It All Pours Out: Missouri High School Seniors Solve Ketchup’s First Drop with 3D Printing

These science experiments in high school sound a lot more fascinating than the titration experiments I endured extensively. Two students, Tyler Richards and Jonathan Thompson, took their scientific method to ketchup for their senior project. Their problem, the same annoyance for all those who use ketchup squeeze bottles, consisted of ridding the watery goop that accompanies the first squirt of ketchup. The project took weeks to develop and they eventually settled on a Pythagorean cup design for their bottles. At this point, 3D printing stepped in and successfully proved their hypothesis.

The watery squirt occurs thanks to the ingredients in ketchup. Water is combined with tomato paste, sugar, xanthan gum, and a few other fun chemistry terms. Due to the viscosity and density in the compounds, the water separates after long periods of time sitting. Therefore, when tipped to squirt, it splashes a bit. Richards and Thompson dubbed their device the “Shroom” for its aesthetic likeness with a mushroom. Regardless of the name of the device, it performs admirably.

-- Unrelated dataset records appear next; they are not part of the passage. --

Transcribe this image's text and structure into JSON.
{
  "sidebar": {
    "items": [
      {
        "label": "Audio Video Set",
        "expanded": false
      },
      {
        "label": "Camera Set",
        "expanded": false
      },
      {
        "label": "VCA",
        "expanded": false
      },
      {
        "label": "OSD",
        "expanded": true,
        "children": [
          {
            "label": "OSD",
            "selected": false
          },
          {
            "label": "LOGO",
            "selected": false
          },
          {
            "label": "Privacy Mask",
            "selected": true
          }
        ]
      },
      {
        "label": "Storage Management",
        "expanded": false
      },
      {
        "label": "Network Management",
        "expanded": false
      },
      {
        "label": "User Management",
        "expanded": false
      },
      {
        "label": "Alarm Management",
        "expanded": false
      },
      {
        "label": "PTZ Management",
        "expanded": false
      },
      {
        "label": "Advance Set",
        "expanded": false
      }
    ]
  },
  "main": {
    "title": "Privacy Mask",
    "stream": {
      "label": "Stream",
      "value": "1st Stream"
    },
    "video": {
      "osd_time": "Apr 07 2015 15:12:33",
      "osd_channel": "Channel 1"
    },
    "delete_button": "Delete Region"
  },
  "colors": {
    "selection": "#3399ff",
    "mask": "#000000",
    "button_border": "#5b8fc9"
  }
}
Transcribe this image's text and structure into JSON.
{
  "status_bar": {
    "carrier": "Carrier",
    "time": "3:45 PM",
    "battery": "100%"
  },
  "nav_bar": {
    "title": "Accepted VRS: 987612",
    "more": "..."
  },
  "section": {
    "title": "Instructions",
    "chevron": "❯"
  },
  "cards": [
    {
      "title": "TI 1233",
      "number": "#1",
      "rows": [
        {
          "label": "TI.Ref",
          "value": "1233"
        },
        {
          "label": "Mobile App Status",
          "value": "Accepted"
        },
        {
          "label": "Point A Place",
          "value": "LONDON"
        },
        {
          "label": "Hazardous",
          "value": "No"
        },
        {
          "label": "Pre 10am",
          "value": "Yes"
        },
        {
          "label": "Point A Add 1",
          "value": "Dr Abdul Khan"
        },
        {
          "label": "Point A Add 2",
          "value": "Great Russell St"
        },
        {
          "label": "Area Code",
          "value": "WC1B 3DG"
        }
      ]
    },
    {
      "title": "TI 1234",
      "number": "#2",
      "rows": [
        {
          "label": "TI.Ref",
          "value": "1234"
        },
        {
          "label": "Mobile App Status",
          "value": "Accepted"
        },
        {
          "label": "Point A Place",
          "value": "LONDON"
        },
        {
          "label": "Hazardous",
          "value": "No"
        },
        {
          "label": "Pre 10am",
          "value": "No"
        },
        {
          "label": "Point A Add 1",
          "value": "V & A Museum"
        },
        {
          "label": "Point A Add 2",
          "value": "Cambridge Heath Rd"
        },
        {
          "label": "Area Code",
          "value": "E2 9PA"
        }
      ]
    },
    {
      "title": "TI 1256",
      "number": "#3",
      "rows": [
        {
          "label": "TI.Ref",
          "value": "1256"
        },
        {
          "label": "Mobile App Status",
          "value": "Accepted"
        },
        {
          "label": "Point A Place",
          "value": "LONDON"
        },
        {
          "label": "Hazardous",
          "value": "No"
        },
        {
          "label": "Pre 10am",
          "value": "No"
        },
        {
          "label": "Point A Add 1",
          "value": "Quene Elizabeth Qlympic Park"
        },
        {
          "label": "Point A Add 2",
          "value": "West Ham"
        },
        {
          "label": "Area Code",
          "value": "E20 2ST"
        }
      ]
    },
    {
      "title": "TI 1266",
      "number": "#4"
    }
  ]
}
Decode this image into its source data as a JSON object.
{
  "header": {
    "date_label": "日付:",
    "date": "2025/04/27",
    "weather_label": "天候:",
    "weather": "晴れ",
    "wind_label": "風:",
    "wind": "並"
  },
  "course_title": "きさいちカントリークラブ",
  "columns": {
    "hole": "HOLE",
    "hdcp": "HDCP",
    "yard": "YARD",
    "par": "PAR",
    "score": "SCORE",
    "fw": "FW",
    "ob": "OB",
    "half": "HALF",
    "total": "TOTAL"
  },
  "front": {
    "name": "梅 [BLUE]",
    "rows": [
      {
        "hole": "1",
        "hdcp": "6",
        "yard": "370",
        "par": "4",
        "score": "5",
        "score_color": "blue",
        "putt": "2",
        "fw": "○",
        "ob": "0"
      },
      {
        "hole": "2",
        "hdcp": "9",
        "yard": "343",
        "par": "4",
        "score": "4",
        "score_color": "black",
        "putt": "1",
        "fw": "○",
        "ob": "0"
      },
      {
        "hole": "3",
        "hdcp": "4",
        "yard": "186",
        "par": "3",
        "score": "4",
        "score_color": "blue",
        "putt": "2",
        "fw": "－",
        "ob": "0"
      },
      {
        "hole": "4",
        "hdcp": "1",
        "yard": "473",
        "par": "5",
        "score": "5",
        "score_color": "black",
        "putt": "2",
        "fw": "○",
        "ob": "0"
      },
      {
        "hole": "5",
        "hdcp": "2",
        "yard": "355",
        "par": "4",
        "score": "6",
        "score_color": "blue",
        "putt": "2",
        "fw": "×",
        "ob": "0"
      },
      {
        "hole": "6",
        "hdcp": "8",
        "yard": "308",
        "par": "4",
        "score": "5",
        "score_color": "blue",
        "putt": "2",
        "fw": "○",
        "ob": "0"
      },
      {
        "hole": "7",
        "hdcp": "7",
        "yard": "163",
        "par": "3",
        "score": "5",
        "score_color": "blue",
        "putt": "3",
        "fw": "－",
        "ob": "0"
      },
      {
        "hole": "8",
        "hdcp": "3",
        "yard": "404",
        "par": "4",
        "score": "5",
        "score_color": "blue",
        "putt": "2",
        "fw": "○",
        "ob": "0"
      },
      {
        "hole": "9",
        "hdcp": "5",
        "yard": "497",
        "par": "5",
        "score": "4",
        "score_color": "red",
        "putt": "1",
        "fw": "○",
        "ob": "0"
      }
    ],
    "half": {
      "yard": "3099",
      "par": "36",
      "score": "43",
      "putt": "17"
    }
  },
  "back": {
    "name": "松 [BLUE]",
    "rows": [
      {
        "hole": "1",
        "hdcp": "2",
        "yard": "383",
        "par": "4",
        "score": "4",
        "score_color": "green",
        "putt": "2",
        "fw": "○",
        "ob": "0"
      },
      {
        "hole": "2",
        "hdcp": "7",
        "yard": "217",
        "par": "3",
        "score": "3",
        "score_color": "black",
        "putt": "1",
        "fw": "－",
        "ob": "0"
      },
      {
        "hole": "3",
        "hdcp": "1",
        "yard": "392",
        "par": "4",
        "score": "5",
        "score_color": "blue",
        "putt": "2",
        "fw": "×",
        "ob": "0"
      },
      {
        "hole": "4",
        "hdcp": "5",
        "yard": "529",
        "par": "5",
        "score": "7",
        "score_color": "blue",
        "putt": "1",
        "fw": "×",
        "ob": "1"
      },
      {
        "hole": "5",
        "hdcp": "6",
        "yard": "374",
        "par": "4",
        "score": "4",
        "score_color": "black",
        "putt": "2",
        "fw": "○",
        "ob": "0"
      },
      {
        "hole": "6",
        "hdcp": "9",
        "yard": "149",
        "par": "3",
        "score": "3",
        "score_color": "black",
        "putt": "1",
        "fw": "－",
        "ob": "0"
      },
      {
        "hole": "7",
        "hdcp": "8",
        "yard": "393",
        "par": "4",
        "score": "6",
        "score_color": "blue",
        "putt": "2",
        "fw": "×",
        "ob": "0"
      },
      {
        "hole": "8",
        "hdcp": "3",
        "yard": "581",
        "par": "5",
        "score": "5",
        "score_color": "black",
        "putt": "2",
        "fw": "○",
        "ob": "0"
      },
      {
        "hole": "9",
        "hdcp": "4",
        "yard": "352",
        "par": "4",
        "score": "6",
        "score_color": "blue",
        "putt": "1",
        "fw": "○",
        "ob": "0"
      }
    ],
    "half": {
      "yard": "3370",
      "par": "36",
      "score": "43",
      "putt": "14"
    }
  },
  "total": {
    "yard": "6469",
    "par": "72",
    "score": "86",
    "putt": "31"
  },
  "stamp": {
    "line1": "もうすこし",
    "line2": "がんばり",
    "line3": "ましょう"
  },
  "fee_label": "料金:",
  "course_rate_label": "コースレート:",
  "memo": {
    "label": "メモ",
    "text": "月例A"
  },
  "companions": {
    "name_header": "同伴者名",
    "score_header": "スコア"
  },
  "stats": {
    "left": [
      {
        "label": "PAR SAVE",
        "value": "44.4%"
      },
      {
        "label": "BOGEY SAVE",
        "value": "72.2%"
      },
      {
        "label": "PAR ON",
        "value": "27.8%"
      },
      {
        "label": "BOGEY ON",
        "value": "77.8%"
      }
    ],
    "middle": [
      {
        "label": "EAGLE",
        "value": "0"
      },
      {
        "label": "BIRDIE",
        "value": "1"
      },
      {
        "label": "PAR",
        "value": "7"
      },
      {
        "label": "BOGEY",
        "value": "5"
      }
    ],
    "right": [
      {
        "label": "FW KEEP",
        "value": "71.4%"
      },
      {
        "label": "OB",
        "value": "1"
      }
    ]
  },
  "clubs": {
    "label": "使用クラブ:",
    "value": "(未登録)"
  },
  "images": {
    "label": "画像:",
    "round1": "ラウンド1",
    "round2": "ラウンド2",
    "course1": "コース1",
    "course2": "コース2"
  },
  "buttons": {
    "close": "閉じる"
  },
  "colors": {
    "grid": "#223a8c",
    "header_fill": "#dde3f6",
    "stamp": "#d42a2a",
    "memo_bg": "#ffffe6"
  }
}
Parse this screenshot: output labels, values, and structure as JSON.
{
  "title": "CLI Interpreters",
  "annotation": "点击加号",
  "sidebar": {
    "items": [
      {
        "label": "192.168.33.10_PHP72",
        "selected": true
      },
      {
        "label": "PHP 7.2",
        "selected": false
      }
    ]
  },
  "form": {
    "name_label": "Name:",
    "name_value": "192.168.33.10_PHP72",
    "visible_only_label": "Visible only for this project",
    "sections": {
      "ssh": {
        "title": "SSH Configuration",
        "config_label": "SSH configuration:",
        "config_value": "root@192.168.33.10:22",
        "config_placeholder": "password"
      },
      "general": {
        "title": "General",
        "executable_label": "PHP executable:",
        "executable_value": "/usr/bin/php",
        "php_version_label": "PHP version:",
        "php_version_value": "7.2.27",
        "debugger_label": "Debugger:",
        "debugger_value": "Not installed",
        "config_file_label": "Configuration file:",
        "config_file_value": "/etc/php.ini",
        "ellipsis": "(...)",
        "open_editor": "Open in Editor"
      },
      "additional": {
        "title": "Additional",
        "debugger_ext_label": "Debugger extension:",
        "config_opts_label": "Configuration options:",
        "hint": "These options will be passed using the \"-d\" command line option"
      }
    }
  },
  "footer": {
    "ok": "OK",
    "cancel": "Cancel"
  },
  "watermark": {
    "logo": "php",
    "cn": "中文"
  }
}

With astute attention to detail, Richards and Thompson developed the design on a home computer’s software and sent the model to a 3D printer. The material does simply acts as a plastic attachment to the lid of the bottle that forces the condiment through two tubes while keeping the previously separated water at bay. The design is simple and the function is ingenious. A 3D print allowed the experiment to develop at a quicker rate and allowed the students to take advantage of software and 3D printing. An everyday problem could be addressed in a few weeks and had a functional and cheap solution. Two students from Missouri as part of their senior project provided a tool that would be part of a national ad campaign if a ketchup company RandD team developed it. It may be quite simple, but now that it’s done, I hope you don’t mind if we all take advantage of the solutions awaiting with 3D printing.

[Ed: Admiration for their ingenuity aside – there is also the tried and tested ”shake the bottle before use” method. I’ve sworn by it for years!]